→ Exercise description: Take every line from the entries below that includes the word "kind" and copy it.

Extracted data entries
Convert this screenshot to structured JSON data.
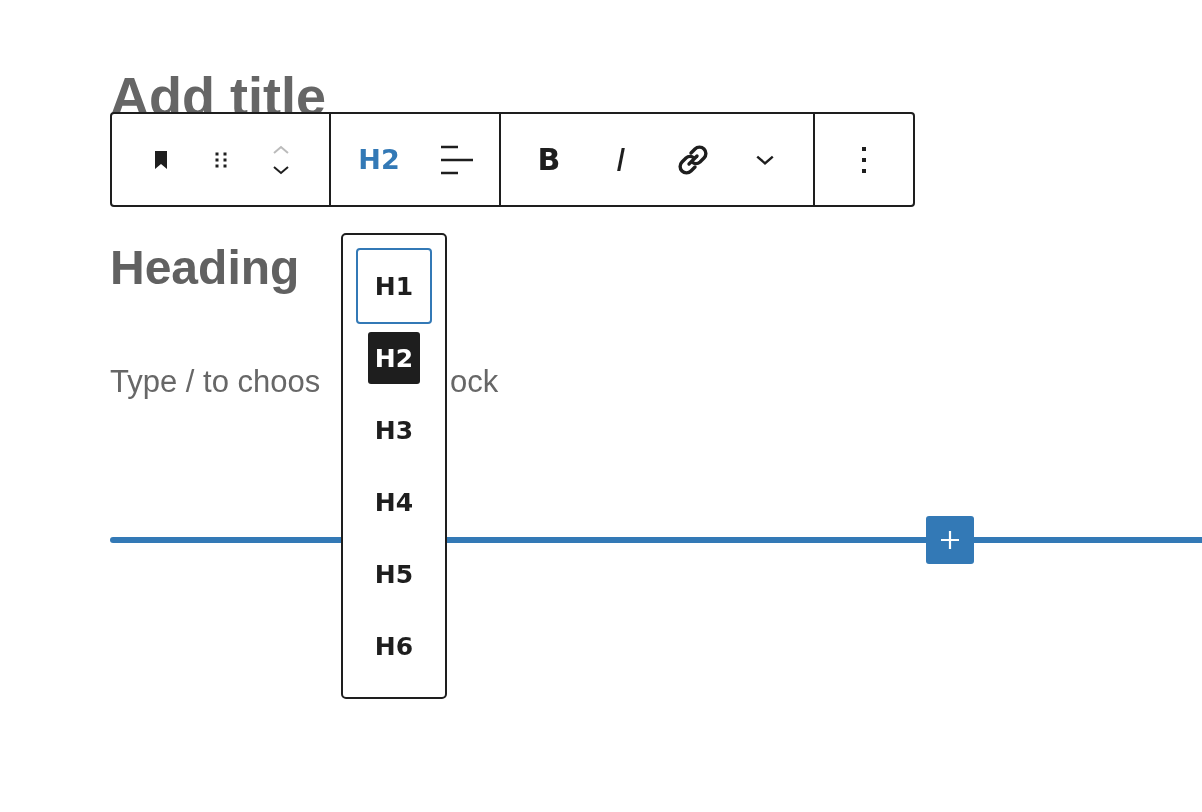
{
  "editor": {
    "title": "Add title",
    "heading": "Heading",
    "paragraph": {
      "placeholder_left": "Type / to choos",
      "placeholder_right": "ock"
    }
  },
  "toolbar": {
    "groups": [
      {
        "items": [
          {
            "kind": "block-type"
          },
          {
            "kind": "drag"
          },
          {
            "kind": "mover",
            "up_disabled": true,
            "down_disabled": false
          }
        ]
      },
      {
        "items": [
          {
            "kind": "heading-level",
            "label": "H2",
            "expanded": true
          },
          {
            "kind": "align"
          }
        ]
      },
      {
        "items": [
          {
            "kind": "bold",
            "label": "B"
          },
          {
            "kind": "italic",
            "label": "I"
          },
          {
            "kind": "link"
          },
          {
            "kind": "more"
          }
        ]
      },
      {
        "items": [
          {
            "kind": "options"
          }
        ]
      }
    ]
  },
  "heading_menu": {
    "items": [
      {
        "label": "H1",
        "focused": true,
        "selected": false
      },
      {
        "label": "H2",
        "focused": false,
        "selected": true
      },
      {
        "label": "H3",
        "focused": false,
        "selected": false
      },
      {
        "label": "H4",
        "focused": false,
        "selected": false
      },
      {
        "label": "H5",
        "focused": false,
        "selected": false
      },
      {
        "label": "H6",
        "focused": false,
        "selected": false
      }
    ]
  }
}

→ Response:
            "kind": "block-type"
            "kind": "drag"
            "kind": "mover",
            "kind": "heading-level",
            "kind": "align"
            "kind": "bold",
            "kind": "italic",
            "kind": "link"
            "kind": "more"
            "kind": "options"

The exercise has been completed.